WAIT FOR 2014 - It seems obvious that the goal next season is to try and stay as competitive as possible and then make a big splash in the 2014 free agent market, which will include the likes of LeBron James, Carmelo Anthony and Paul George. The Mavs seem to be stuck in limbo as they try to determine just what their player acquisition strategy will be. Do they believe they can contend for a playoff spot by tweaking the roster here and there around Dirk? Or are they in partial rebuilding mode but afraid to say so publicly for fear of alienating fans and potential free agents? They obviously are not in complete rebuilding mode because that would mean trading their most marketable asset, Nowitzki, blowing up the team and starting from scratch. Mark Cuban however, has made it clear that there’s ZERO chance he’ll trade Dirk. Given the Mavericks’ aforementioned difficulty in attracting elite players to Dallas, it seems reasonable to question whether or not the Mavs will be able to get that great player or two to come here in 2014. In which case, that leaves this team with one very unpalatable option for Mavericks fans: take the inevitable fall to the league cellar and build through the draft lottery. It wouldn’t be overstating at all to suggest that 2013 could be a VERY long year for the Dallas Mavericks.

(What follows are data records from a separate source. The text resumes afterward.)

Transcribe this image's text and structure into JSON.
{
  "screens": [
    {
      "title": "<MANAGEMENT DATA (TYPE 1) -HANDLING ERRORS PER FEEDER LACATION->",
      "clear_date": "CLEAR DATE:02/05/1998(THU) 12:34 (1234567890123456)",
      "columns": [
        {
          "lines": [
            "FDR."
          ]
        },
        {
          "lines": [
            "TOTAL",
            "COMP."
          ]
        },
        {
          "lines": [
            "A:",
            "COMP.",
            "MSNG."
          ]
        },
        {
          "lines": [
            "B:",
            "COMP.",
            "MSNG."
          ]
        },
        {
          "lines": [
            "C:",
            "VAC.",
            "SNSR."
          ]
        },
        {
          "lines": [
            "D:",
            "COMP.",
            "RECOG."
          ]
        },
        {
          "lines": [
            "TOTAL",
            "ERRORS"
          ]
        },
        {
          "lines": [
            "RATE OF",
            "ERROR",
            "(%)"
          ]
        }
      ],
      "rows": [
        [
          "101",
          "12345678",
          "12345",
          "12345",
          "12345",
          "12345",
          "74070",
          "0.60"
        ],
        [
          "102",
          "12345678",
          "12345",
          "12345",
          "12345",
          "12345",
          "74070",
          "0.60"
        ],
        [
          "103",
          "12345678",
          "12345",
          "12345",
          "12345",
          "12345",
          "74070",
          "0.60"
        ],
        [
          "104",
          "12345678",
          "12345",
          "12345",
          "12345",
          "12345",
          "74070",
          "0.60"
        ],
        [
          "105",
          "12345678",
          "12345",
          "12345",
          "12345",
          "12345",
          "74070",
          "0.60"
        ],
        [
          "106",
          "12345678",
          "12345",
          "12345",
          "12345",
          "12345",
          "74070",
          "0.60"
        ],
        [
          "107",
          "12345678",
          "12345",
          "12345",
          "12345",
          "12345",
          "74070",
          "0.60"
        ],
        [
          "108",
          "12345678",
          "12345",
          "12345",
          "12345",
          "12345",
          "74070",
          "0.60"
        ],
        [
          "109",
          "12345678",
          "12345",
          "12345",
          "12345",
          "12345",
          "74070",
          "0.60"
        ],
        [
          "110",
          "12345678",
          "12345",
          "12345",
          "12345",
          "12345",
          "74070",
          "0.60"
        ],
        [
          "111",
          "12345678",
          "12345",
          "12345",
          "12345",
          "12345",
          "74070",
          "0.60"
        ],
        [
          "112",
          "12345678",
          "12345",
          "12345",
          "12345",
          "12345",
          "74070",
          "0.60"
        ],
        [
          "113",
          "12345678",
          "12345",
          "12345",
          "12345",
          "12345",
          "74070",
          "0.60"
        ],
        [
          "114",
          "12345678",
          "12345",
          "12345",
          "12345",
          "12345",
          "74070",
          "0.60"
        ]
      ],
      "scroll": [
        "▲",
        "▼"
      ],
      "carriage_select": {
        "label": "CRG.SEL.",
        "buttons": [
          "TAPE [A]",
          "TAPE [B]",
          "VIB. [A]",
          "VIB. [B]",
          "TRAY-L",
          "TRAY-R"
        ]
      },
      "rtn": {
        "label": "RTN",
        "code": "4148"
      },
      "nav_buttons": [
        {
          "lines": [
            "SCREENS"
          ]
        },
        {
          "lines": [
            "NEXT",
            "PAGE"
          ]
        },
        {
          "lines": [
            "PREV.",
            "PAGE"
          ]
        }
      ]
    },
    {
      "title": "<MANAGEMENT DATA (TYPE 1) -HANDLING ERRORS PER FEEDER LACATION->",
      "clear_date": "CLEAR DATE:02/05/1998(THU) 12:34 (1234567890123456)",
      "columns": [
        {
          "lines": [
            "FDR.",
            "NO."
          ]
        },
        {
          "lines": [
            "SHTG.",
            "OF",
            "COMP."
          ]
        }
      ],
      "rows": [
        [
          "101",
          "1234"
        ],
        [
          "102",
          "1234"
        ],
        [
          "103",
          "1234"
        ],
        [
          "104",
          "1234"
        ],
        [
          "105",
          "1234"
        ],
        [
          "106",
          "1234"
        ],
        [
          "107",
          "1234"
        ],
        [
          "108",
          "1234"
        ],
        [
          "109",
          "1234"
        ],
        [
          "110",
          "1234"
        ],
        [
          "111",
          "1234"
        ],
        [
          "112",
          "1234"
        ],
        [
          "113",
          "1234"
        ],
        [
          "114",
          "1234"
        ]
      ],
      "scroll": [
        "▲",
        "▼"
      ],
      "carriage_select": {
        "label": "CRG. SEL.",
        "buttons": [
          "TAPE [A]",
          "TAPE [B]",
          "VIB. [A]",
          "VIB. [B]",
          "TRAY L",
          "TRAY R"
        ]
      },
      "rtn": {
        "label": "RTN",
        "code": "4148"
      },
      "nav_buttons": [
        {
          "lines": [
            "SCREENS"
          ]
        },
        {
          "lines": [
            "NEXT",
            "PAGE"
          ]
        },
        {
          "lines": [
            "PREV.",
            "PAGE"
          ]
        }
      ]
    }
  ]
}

OTHER ISSUES - Will rookie Shane Larkin be a legitimate option at the point? Did the Dallas Mavericks draft a future star or a journeyman? Where does Roddy Beaubois fit into the equation? What about Israeli PG Gal Mekel, whom the team recently added? Will he see major minutes and can he play at the NBA level? How about Shawn Marion? With the Mavs having offered him in a potential trade for Rajon Rondo, is the veteran small forward a lock to be on the roster opening day? Or will he be a trade chip to help the Mavericks get younger? And what exactly is the deal with draftee Ricky Ledo, the 6-6 shooting guard from Rhode Island who was declared academically ineligible at Providence last year? Reputedly possessed of massive talent, he was called by one coach “the worst human being I’ve ever been associated with in basketball.” Is this a risk typically associated with the Mavs draft strategy? Is THIS what it’s come to in Dallas?

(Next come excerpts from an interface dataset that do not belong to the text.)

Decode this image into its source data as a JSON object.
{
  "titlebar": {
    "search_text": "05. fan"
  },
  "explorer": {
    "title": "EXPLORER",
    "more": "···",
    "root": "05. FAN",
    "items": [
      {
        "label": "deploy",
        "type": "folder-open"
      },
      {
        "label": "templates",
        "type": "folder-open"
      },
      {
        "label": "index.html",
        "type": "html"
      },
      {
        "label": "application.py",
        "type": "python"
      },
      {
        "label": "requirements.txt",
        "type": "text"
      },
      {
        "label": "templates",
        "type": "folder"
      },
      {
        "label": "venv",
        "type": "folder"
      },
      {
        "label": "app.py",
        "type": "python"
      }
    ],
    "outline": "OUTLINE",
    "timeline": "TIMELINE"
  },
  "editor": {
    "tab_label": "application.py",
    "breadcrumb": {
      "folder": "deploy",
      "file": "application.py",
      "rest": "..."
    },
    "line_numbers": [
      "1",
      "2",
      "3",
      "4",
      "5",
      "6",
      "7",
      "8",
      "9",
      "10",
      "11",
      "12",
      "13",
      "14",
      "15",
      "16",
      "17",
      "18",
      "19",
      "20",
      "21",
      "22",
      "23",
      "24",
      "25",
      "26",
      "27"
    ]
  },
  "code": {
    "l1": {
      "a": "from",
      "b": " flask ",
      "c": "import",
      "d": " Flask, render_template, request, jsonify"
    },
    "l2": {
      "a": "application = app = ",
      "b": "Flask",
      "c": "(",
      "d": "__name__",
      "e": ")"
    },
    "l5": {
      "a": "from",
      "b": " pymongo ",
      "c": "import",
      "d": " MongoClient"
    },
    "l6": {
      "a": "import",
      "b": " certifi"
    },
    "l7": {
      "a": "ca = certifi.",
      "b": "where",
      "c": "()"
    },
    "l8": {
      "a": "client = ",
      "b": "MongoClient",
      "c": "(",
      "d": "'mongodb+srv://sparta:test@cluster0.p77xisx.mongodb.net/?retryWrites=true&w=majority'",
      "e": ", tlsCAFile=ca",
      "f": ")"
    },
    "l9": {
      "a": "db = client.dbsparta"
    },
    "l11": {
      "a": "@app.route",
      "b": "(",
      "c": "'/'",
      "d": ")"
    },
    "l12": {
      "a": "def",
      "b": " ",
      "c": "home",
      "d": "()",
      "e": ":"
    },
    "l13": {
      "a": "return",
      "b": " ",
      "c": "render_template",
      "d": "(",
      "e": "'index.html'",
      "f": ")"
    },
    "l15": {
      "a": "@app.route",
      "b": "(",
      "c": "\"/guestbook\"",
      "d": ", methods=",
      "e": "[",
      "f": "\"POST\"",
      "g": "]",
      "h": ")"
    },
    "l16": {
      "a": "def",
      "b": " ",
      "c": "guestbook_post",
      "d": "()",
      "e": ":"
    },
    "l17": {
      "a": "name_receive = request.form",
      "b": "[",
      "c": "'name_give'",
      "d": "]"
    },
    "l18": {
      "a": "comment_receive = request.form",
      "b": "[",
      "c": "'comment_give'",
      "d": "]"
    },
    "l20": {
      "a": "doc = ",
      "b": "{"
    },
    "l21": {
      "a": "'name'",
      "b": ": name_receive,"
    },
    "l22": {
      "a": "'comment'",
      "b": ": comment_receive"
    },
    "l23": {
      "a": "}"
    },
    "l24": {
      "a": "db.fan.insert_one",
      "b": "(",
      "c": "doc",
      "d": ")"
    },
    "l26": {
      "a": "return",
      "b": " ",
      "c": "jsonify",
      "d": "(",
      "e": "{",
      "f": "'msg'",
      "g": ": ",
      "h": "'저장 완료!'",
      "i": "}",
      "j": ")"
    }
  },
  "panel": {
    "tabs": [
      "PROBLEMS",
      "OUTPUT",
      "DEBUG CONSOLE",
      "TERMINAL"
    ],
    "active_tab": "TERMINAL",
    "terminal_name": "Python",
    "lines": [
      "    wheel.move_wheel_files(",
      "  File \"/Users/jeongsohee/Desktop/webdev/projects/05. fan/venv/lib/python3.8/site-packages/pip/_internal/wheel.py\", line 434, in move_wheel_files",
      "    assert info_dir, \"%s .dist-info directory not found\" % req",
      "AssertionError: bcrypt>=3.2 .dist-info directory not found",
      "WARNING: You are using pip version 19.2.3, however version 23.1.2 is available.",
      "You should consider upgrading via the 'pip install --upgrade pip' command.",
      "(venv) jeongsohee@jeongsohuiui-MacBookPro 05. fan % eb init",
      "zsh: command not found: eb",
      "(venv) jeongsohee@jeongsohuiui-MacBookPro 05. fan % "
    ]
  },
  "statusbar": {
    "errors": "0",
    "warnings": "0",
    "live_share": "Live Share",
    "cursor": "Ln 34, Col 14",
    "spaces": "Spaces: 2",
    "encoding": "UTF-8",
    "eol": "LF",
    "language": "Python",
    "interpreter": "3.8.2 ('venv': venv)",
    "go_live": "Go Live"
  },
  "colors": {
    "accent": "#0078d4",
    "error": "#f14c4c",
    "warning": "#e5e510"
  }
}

As bad as things look right now, it’s tough to find the silver lining. The Dallas Mavericks may just have to roll into the 2013 season with their current group, see if they can stay healthy, hope for the best and then can go after the top dogs in the 2014 free agent pool. It’s not much to hang one’s hat on, to be sure. But when Mark Cuban and Donnie Nelson elected to detonate the 2011 championship team, they did so with this day in mind. I’m sure they imagined it playing out a bit differently than it has.